So, the time at home so far has been about what we expected.  A lot of sleepless nights and finding our routine.  We have been attempting to get the twins on some sort of a schedule and it appears to be working for the most part.  If one wakes up and is ready to eat, we wake both of them up and feed them.  This results in the diaper changes being about the same as well.  Even though there are two of them we have talked about it, and we really feel we don’t think it is as difficult as it was when we brought Cinderella home.  All of the processes are familiar, there is just a lot more to do.  The first couple of days were particularly rough because Jayna’s milk hadn’t come in yet and the babies were up every 30 minutes it seemed.  That situation has improved dramatically plus we supplemented several times to get us through it.  I remember when we had Cinderella, we agonized with supplementing Jayna’s milk, we agonized with whether or not to use a pacifier, basically we agonized with every decision we made.  Turns out, she survived.  It has been a bit questionable lately whether or not she will survive this sassy 3 year old stage but that’s another blog post.  This time it has not been nearly as difficult to make decisions about what to do and what not to do.  I guess it’s true what they say about the second child(ren). 
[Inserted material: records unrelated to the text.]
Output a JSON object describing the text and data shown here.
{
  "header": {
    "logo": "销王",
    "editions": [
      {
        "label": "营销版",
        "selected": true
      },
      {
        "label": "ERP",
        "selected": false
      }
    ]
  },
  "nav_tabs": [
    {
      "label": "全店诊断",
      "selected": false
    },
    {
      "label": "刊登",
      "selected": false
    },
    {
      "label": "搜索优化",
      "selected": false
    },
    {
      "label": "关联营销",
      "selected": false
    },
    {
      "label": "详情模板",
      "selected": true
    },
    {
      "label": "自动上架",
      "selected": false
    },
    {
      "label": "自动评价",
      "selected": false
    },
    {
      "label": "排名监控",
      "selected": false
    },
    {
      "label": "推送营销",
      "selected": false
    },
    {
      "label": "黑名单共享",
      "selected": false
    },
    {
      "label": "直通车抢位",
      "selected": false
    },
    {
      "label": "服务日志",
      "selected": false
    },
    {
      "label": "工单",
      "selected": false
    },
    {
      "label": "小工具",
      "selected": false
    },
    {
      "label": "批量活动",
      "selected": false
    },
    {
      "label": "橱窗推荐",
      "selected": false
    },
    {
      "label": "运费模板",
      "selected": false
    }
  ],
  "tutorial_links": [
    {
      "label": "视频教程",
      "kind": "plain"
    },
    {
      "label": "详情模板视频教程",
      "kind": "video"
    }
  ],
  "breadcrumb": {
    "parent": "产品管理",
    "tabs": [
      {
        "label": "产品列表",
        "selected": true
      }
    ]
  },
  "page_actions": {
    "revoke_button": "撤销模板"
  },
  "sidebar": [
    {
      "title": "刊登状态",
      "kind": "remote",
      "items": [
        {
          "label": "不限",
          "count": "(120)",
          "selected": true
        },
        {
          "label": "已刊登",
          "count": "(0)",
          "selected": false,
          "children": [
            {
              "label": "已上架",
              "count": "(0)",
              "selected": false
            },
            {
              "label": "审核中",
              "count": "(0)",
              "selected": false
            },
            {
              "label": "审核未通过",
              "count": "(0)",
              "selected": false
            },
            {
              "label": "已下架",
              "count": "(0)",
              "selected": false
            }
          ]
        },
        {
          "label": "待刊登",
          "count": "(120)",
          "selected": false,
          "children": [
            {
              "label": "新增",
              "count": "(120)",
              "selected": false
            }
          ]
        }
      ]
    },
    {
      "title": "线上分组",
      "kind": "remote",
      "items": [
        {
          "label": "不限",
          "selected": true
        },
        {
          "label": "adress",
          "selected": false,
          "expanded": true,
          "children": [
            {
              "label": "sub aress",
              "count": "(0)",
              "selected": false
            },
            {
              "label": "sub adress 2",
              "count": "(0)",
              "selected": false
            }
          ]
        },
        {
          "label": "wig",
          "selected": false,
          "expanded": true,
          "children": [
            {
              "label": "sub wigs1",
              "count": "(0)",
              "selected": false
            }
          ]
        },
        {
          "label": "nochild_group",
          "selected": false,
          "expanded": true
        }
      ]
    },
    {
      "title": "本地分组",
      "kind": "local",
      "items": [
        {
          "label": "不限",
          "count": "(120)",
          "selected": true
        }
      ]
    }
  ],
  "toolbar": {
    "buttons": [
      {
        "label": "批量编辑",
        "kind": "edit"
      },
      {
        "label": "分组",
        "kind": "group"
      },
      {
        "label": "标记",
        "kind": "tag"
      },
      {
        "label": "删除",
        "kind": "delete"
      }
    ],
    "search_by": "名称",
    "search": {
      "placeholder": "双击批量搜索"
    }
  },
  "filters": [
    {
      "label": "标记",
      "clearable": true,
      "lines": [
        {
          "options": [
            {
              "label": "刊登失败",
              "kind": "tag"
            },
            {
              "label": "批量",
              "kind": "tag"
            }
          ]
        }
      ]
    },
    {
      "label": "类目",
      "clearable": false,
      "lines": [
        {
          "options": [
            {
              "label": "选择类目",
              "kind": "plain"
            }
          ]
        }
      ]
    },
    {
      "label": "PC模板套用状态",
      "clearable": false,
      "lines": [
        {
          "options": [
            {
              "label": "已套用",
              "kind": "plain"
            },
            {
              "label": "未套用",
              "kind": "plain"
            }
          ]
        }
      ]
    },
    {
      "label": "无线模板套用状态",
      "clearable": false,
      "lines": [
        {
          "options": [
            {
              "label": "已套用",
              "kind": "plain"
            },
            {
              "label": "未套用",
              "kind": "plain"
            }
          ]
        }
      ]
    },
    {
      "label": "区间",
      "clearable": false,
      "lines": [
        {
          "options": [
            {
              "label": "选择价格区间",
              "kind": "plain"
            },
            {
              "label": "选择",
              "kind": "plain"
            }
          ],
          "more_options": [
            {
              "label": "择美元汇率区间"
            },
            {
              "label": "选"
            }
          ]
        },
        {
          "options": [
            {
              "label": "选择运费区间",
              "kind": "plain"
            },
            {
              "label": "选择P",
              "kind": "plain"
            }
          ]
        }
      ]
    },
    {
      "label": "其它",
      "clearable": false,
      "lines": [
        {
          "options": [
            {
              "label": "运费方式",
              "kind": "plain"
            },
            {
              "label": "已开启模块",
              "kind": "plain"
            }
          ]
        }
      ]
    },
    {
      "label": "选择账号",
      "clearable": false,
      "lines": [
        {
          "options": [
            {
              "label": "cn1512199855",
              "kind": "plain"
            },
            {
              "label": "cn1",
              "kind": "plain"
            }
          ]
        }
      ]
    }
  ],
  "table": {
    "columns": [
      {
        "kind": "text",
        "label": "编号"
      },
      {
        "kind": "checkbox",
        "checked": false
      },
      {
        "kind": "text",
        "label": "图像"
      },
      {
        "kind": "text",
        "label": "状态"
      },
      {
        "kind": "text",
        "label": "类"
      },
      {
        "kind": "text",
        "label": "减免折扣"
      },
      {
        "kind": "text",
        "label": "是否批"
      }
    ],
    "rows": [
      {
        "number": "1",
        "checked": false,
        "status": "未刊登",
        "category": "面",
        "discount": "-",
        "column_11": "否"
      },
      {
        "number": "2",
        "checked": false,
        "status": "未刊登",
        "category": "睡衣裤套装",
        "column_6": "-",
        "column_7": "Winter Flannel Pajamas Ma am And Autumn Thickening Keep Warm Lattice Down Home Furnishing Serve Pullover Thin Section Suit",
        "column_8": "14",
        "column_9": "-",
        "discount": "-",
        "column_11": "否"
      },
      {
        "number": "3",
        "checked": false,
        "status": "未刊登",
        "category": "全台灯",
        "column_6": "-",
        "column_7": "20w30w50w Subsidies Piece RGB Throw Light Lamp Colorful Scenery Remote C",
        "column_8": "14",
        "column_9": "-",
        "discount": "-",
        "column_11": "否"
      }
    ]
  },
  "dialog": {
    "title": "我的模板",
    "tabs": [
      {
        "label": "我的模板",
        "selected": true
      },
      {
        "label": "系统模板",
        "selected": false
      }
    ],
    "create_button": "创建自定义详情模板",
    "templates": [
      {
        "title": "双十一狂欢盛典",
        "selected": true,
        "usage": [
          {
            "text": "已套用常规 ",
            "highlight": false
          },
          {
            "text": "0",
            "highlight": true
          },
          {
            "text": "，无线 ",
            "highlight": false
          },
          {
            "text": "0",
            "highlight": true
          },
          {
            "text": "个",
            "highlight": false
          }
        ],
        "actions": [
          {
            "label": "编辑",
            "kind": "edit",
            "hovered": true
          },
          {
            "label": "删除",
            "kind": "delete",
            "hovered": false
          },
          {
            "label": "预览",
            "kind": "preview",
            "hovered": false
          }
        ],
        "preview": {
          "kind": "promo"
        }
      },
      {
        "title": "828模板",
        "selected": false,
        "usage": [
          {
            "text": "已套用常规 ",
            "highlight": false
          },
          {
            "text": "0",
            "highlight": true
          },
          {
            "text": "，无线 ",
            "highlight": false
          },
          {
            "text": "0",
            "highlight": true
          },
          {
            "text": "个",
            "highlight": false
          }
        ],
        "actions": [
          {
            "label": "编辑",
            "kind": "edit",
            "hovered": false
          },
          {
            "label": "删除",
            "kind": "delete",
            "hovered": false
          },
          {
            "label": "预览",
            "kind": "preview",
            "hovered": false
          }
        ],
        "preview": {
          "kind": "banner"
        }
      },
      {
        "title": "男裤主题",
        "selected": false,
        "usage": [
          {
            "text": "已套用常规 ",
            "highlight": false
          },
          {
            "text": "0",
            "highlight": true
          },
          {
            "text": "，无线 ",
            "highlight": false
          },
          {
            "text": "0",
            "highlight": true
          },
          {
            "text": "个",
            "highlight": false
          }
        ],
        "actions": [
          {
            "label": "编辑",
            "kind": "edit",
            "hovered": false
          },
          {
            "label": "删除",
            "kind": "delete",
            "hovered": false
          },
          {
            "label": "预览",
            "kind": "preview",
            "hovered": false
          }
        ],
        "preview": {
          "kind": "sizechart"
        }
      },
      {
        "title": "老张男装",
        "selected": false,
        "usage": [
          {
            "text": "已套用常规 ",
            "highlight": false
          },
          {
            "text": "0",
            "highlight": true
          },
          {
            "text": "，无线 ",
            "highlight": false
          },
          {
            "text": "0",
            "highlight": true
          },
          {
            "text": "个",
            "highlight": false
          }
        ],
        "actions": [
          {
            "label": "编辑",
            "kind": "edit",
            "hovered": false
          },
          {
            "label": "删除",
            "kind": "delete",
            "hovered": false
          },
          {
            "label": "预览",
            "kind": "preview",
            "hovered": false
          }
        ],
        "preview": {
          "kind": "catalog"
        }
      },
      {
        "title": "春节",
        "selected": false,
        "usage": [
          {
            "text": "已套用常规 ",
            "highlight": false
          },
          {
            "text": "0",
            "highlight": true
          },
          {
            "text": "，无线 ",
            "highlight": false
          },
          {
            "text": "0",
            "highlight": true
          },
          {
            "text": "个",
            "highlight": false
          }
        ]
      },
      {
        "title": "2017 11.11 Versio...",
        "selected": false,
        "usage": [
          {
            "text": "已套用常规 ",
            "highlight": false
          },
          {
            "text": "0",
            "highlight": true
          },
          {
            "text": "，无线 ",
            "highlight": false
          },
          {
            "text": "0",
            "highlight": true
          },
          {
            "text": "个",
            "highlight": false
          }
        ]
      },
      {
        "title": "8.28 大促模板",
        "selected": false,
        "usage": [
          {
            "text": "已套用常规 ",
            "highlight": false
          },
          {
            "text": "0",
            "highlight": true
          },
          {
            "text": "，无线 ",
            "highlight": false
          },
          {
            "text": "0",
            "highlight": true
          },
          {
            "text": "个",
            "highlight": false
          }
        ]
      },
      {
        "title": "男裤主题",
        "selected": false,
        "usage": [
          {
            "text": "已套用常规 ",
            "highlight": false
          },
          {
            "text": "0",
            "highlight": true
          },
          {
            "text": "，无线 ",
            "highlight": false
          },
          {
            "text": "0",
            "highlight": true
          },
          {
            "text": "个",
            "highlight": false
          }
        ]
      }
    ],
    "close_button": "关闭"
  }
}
As of now, the babies are sleeping for 2 to 3 hours at a time and feeding well.  We went to the pediatrician on Tuesday and they had lost a bit more weight than he liked but we weren’t in any particular danger.   We are going back to the doctor tomorrow to make sure they are gaining weight but we are reasonably comfortable they are.  They are eating well and certainly expelling well.  I have changed diapers until I am sick of seeing diapers and it has only been a week.  It also doesn’t help that we have to take special care of the circumcisions every time we change a diaper.  it’s not unusual for us to get one changed and while we are changing the other, the first one pee’s his pants.  Oh yeah, and our boys don’t just pee their pants.  Oh no.  They are Houdini’s of urination.  Both of them pee up their back on a regular basis.  Jayna and I are scratching our heads trying to figure out how that happens and how to prevent it.  So far it doesn’t matter where you point it or how you fasten the diaper.  Jayna looks at me like I should know what is going on but I have to gently remind her, I don’t pee up my back, nor do I have any clue how I would go about that.

We certainly want to thank all of our friends who have sent us well wishes, brought us dinner or offered their assistance.  It is wonderful to know we have such good friends and such a strong support group.  We will keep you posted and I will get some pictures up as soon as I can.